That day might seem far off for most of us, but companies like Facebook and Google are already developing artificial intelligence technologies to expand their “deep learning” capabilities. These new technologies will be used to mine our data to assess who we are and what we want, and – to hear the Internet giants tell it – deliver elegantly tailored experiences that help us better understand and interact with the world around us.
There are different terms and examples to describe and illustrate this new capability. David Lazer, an authority on social networks at Northeastern University, refers to it as the rise of the social algorithm and says this represents an epic paradigm shift that is fraught with social and policy implications. Cardozo School of Law’s Brett Frischmann calls it techno-social engineering, and he too is wary about potential consequences.
There would be nothing inherently wrong with techno-social engineering if we could be absolutely certain the Internet companies that collect and analyze our data acted only in our best interests. But if not, we could all be susceptible to manipulation by powerful systems we couldn’t possibly understand. Frischmann and R.I.T.’s Evan Selinger question whether we are moving into an age in which “humans become machine-like and pervasively programmable.”
We already know the Internet is segmenting us into distinct groups based on economic, social, educational, regional, political and behavioral classifiers, among others. Internet titans rely on these classifiers to “filter” the world for us – which really means they are deciding what stories and opinions we read, which ads and offers we see, and the type of opportunities we receive. They also decide for us what we don’t see.
Nicholas Carr recently highlighted how social networks regulate the political messages we receive – as well as our responses. “They shape, through the design of their apps and their information-filtering regimes, the forms of our discourse,” he wrote, before adding that we may soon discover the filters applied to our expression and dialogue by these “new gatekeepers” are more restrictive than ever.
Take this a step further and we get to some very uncomfortable questions: What might happen if and/or when market forces pressure these profit-driven “gatekeepers” to exploit our data in unexpected or unforeseen ways?
What if it became possible for a political aspirant to surreptitiously “buy” favorable coverage on a social network’s feed, so that users saw a disproportionately positive stream of stories and comments about that candidate? Harvard’s Jonathan Zittrain outlined a similar scenario here.
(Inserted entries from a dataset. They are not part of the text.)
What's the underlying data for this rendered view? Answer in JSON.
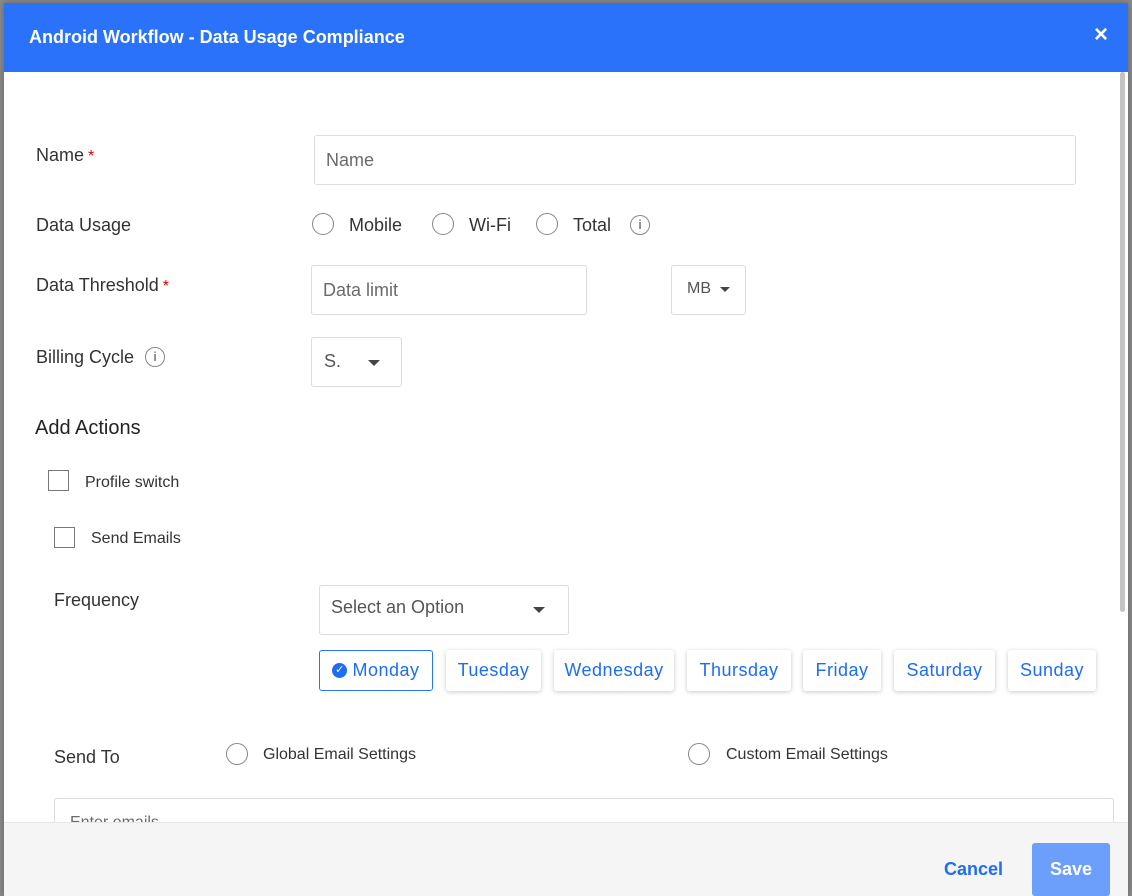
{
  "modal": {
    "title": "Android Workflow - Data Usage Compliance",
    "close": "×"
  },
  "form": {
    "name_label": "Name",
    "required_mark": "*",
    "name_placeholder": "Name",
    "data_usage_label": "Data Usage",
    "data_usage_options": [
      "Mobile",
      "Wi-Fi",
      "Total"
    ],
    "data_threshold_label": "Data Threshold",
    "data_limit_placeholder": "Data limit",
    "unit": "MB",
    "billing_cycle_label": "Billing Cycle",
    "billing_cycle_value": "S.",
    "add_actions_label": "Add Actions",
    "profile_switch_label": "Profile switch",
    "send_emails_label": "Send Emails",
    "frequency_label": "Frequency",
    "frequency_placeholder": "Select an Option",
    "days": [
      "Monday",
      "Tuesday",
      "Wednesday",
      "Thursday",
      "Friday",
      "Saturday",
      "Sunday"
    ],
    "selected_day": "Monday",
    "send_to_label": "Send To",
    "send_to_options": [
      "Global Email Settings",
      "Custom Email Settings"
    ],
    "emails_placeholder": "Enter emails"
  },
  "footer": {
    "cancel": "Cancel",
    "save": "Save"
  },
  "colors": {
    "header": "#2b72fb",
    "accent": "#1d6df5",
    "save_button": "#6c9efc",
    "required": "#e00000"
  }
}
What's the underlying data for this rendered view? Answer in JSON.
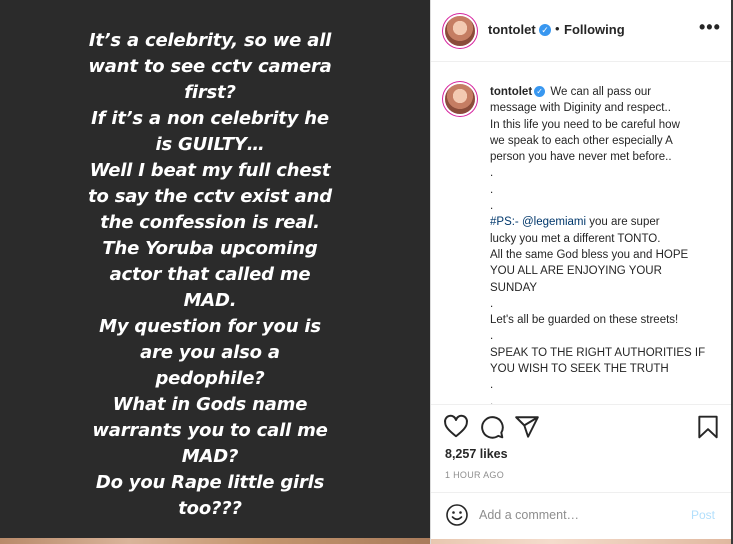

What if one of the big social networks started offering background checks that ranked the suitability of job applicants based on each candidate’s data set – regardless of whether the information was “public” or not?
What if your insurance company could marry the biometric data captured by your Fitbit with your health history and genetic profile, and was able to, for example, predict you were 10 times more likely than average to suffer a heart attack? Might you one day be required by your insurer to live a certain lifestyle in order to minimize its financial risk?
Such hypotheticals might sound outlandish today, but there are few constraints on the manner in which Internet giants can use our data to develop more capable algorithms, which could in turn underpin new services not necessarily built with users in mind. As Frischmann writes, this is powerful technology and it can significantly concentrate power.
“We need to ask who is doing the thinking as we increasingly use and depend on mind-extending technologies,” he says. “Who controls the technology? Who directs the architects?”